In this paper, we have presented a novel approach based on statistical permutation tests for pruning redundant subtrees from genetic programming (GP) trees. This has the advantage of being simple to implement while not requiring the setting of arbitrary, user-defined thresholds.

We have observed that over a range of ten regression problems, median tree sizes are reduced by around 20%, largely independent of regression function and the hard node count limit used to restrict tree bloat. Although some large subtrees (over a hundred nodes) are removed, the median pruned subtree comprises three nodes and overwhelmingly takes the form of an exact algebraic simplification. That is, either a binary operation on two constants, a subtraction operation on two variable nodes, a multiplication of a variable by unity, or two consecutive unary minus operators and a terminal node.
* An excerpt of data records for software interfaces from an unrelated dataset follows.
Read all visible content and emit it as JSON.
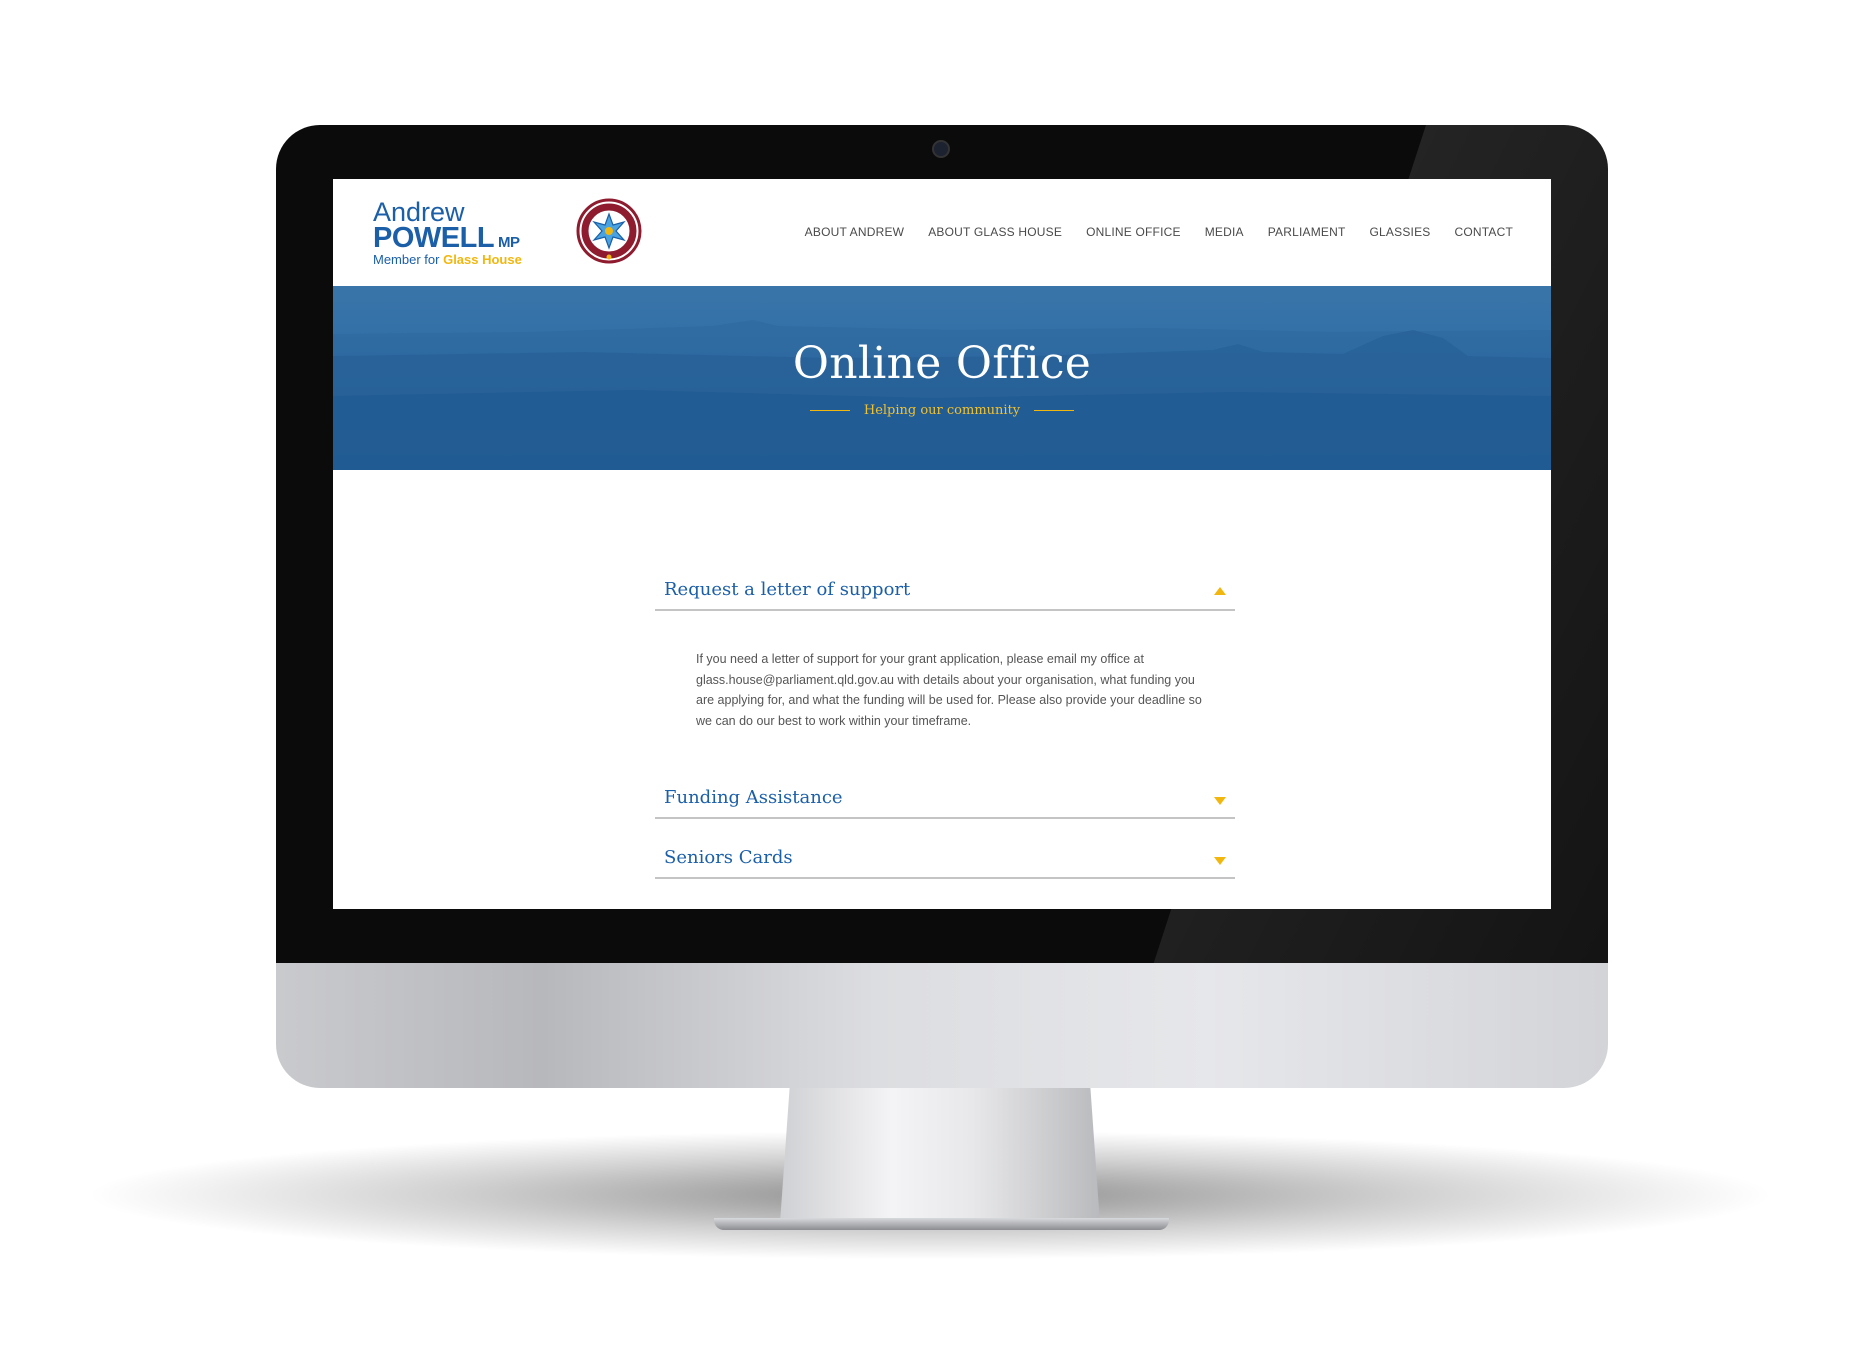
{
  "brand": {
    "first_name": "Andrew",
    "last_name": "POWELL",
    "suffix": "MP",
    "member_prefix": "Member for ",
    "electorate": "Glass House",
    "colors": {
      "primary_blue": "#1b5fa8",
      "accent_gold": "#f2b70f",
      "crest_maroon": "#8e1b2e"
    },
    "crest_icon": "queensland-parliament-crest"
  },
  "nav": {
    "items": [
      "ABOUT ANDREW",
      "ABOUT GLASS HOUSE",
      "ONLINE OFFICE",
      "MEDIA",
      "PARLIAMENT",
      "GLASSIES",
      "CONTACT"
    ]
  },
  "hero": {
    "title": "Online Office",
    "subtitle": "Helping our community"
  },
  "accordion": [
    {
      "title": "Request a letter of support",
      "expanded": true,
      "icon": "caret-up-icon",
      "body": "If you need a letter of support for your grant application, please email my office at glass.house@parliament.qld.gov.au with details about your organisation, what funding you are applying for, and what the funding will be used for. Please also provide your deadline so we can do our best to work within your timeframe."
    },
    {
      "title": "Funding Assistance",
      "expanded": false,
      "icon": "caret-down-icon"
    },
    {
      "title": "Seniors Cards",
      "expanded": false,
      "icon": "caret-down-icon"
    }
  ]
}
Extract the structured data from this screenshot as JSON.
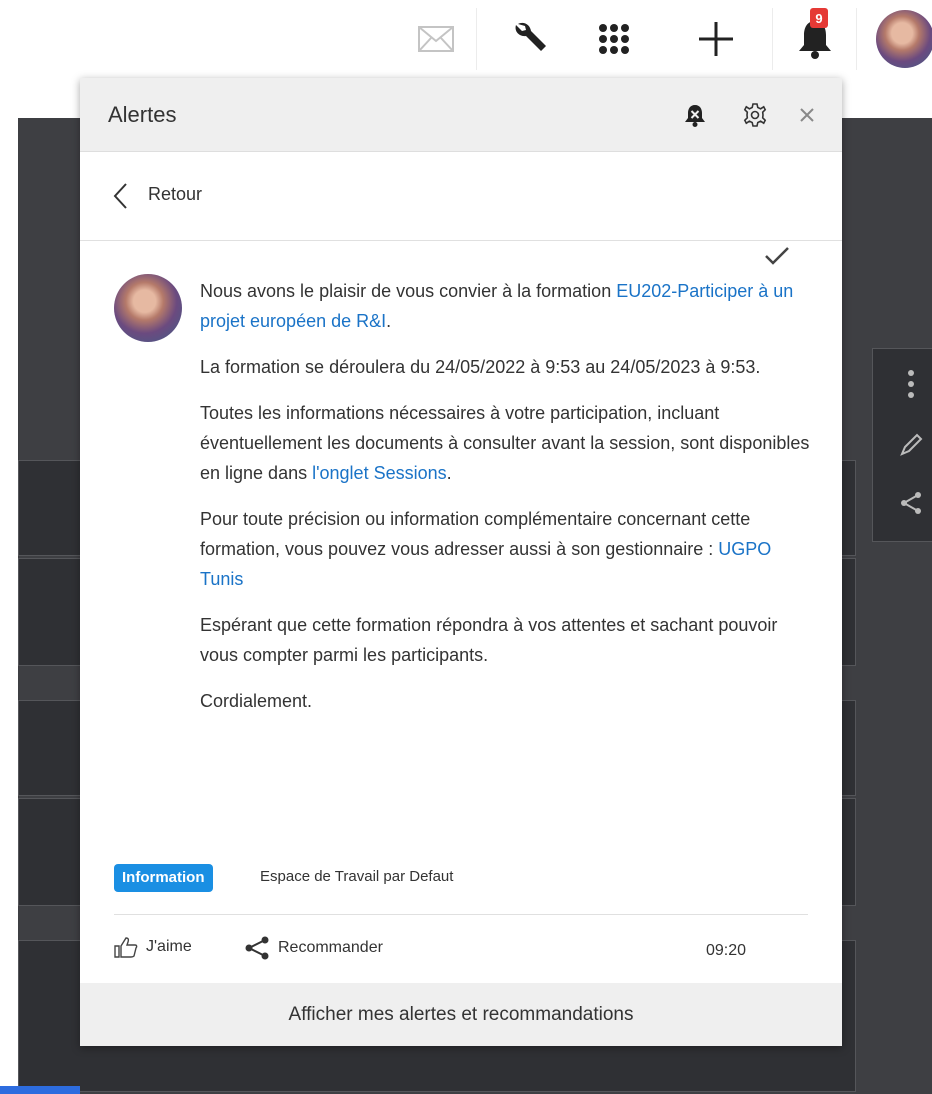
{
  "topbar": {
    "notification_count": "9",
    "icons": [
      "mail-icon",
      "wrench-icon",
      "apps-grid-icon",
      "plus-icon",
      "bell-icon",
      "avatar"
    ]
  },
  "panel": {
    "title": "Alertes",
    "back_label": "Retour",
    "message": {
      "p1_text": "Nous avons le plaisir de vous convier à la formation ",
      "p1_link": "EU202-Participer à un projet européen de R&I",
      "p1_end": ".",
      "p2": "La formation se déroulera du 24/05/2022 à 9:53 au 24/05/2023 à 9:53.",
      "p3_text": "Toutes les informations nécessaires à votre participation, incluant éventuellement les documents à consulter avant la session, sont disponibles en ligne dans ",
      "p3_link": "l'onglet Sessions",
      "p3_end": ".",
      "p4_text": "Pour toute précision ou information complémentaire concernant cette formation, vous pouvez vous adresser aussi à son gestionnaire : ",
      "p4_link": "UGPO Tunis",
      "p5": "Espérant que cette formation répondra à vos attentes et sachant pouvoir vous compter parmi les participants.",
      "p6": "Cordialement."
    },
    "tag": "Information",
    "workspace": "Espace de Travail par Defaut",
    "like_label": "J'aime",
    "recommend_label": "Recommander",
    "time": "09:20",
    "footer_label": "Afficher mes alertes et recommandations"
  },
  "colors": {
    "link": "#1a73c7",
    "tag": "#1a8fe3",
    "badge": "#e53935",
    "header_bg": "#efefef",
    "backdrop": "#3e3f43"
  }
}
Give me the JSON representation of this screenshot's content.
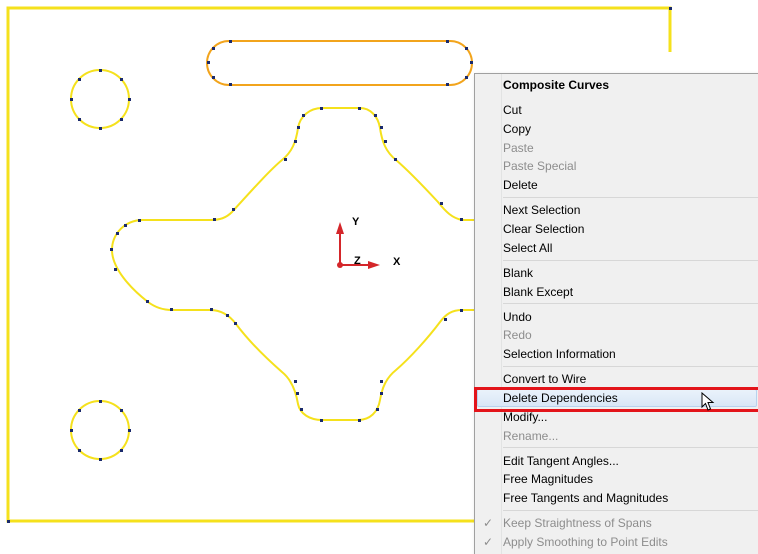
{
  "viewport": {
    "axis_labels": {
      "y": "Y",
      "z": "Z",
      "x": "X"
    },
    "colors": {
      "curve": "#f5e11c",
      "selected_curve": "#f2a41c",
      "point": "#1a2a6c",
      "axis_red": "#d4262a"
    }
  },
  "context_menu": {
    "title": "Composite Curves",
    "groups": [
      {
        "items": [
          {
            "label": "Cut",
            "enabled": true
          },
          {
            "label": "Copy",
            "enabled": true
          },
          {
            "label": "Paste",
            "enabled": false
          },
          {
            "label": "Paste Special",
            "enabled": false
          },
          {
            "label": "Delete",
            "enabled": true
          }
        ]
      },
      {
        "items": [
          {
            "label": "Next Selection",
            "enabled": true
          },
          {
            "label": "Clear Selection",
            "enabled": true
          },
          {
            "label": "Select All",
            "enabled": true
          }
        ]
      },
      {
        "items": [
          {
            "label": "Blank",
            "enabled": true
          },
          {
            "label": "Blank Except",
            "enabled": true
          }
        ]
      },
      {
        "items": [
          {
            "label": "Undo",
            "enabled": true
          },
          {
            "label": "Redo",
            "enabled": false
          },
          {
            "label": "Selection Information",
            "enabled": true
          }
        ]
      },
      {
        "items": [
          {
            "label": "Convert to Wire",
            "enabled": true
          },
          {
            "label": "Delete Dependencies",
            "enabled": true,
            "highlighted": true
          },
          {
            "label": "Modify...",
            "enabled": true
          },
          {
            "label": "Rename...",
            "enabled": false
          }
        ]
      },
      {
        "items": [
          {
            "label": "Edit Tangent Angles...",
            "enabled": true
          },
          {
            "label": "Free Magnitudes",
            "enabled": true
          },
          {
            "label": "Free Tangents and Magnitudes",
            "enabled": true
          }
        ]
      },
      {
        "items": [
          {
            "label": "Keep Straightness of Spans",
            "enabled": false,
            "checked": true
          },
          {
            "label": "Apply Smoothing to Point Edits",
            "enabled": false,
            "checked": true
          }
        ]
      }
    ],
    "check_glyph": "✓"
  },
  "annotation": {
    "highlight_color": "#e3141a"
  }
}
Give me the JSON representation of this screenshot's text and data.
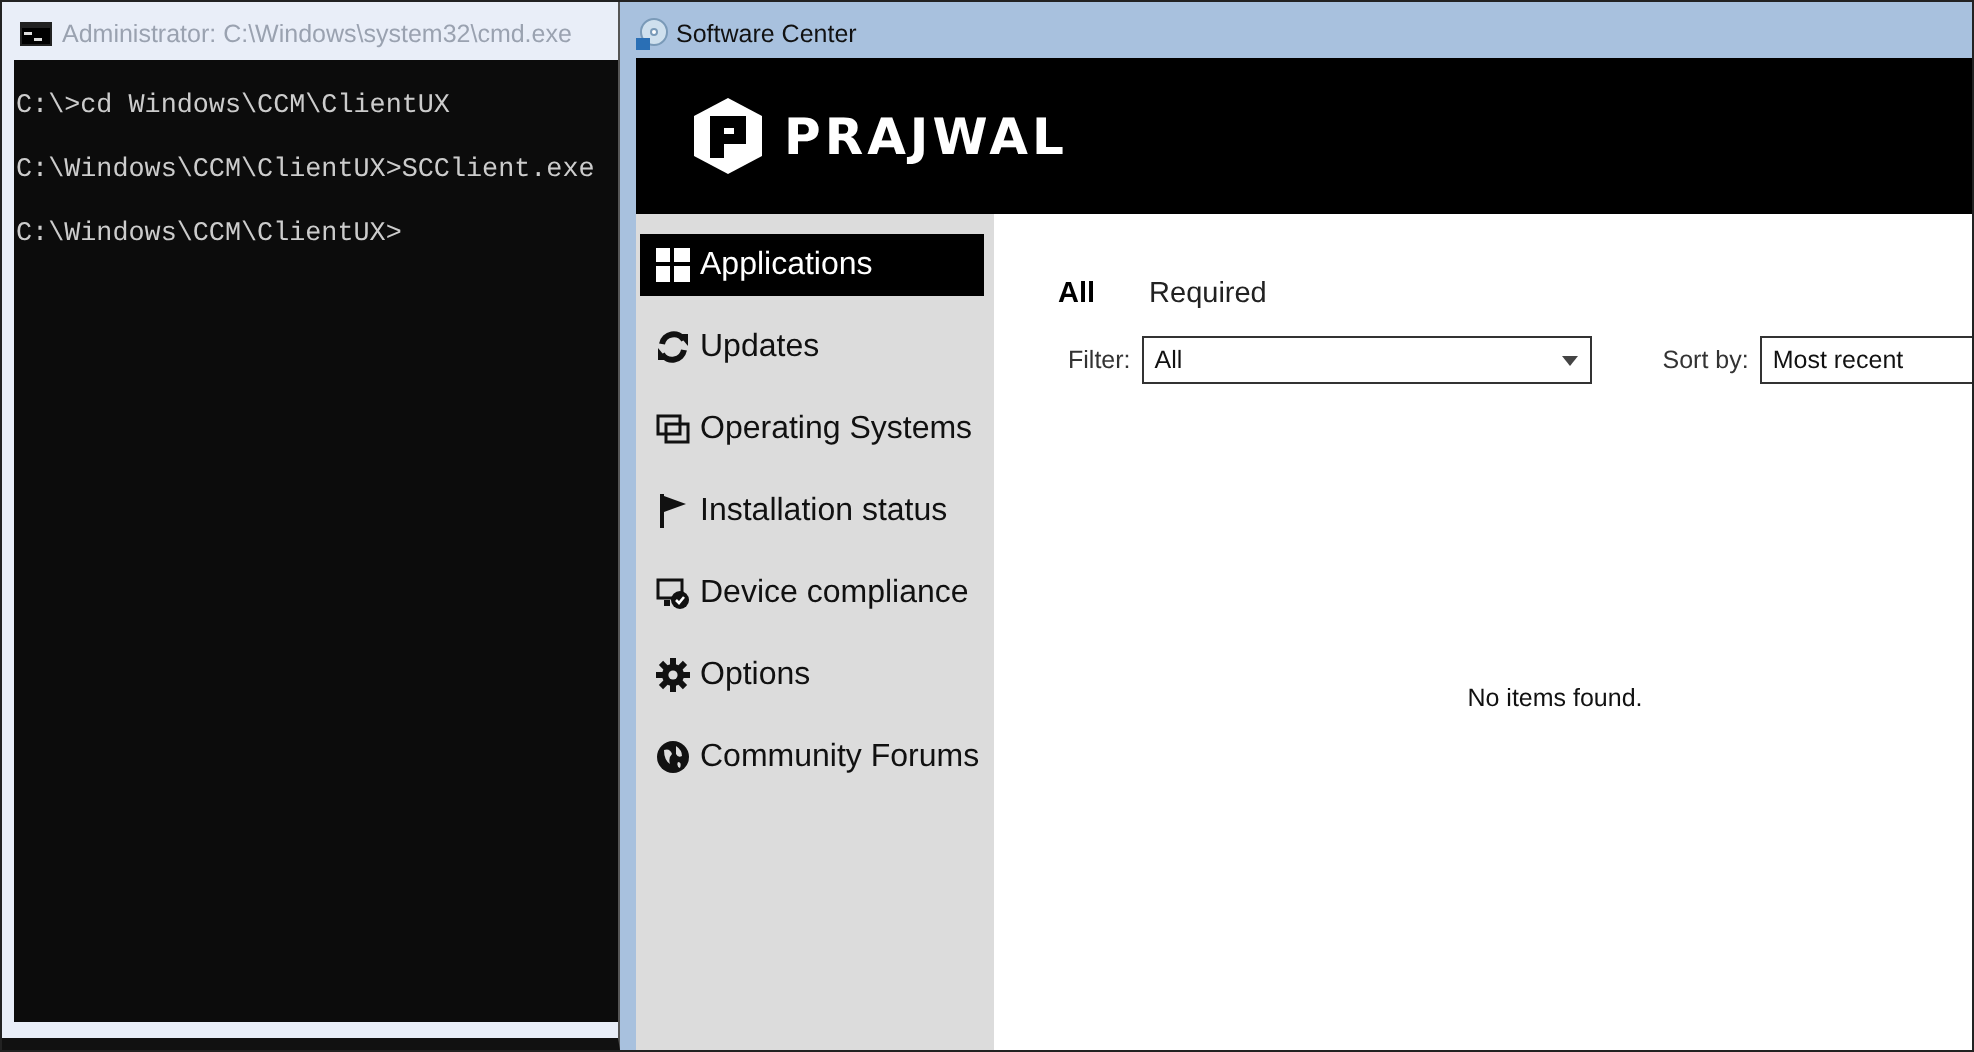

The basis of our statistically-based pruning technique is that a given subtree can be replaced with a constant if this substitution results in no statistical change to the behavior of the parent tree. This has allowed us to examine approximate redundancies where replacing a subtree with a constant produces some change, but that that change is not statistically significant. In the eventuality, we infer that \(\gtrsim \,\)95% of the pruned subtrees are the result of algebraic simplifications since this fraction of hypothesis tests yielded precisely zero p values. These observations suggest the scope for reducing the complexity of GP trees is overwhelmingly limited to algebraic simplification and that instances of removing approximate equivalences are comparatively rare.

The further implication of the rarity of approximate simplification prunings is that most pruning events do not change the generalization error of the parent tree. The small number of approximate prunings that do occur, however, can have effects—both positive and negative—on generalization.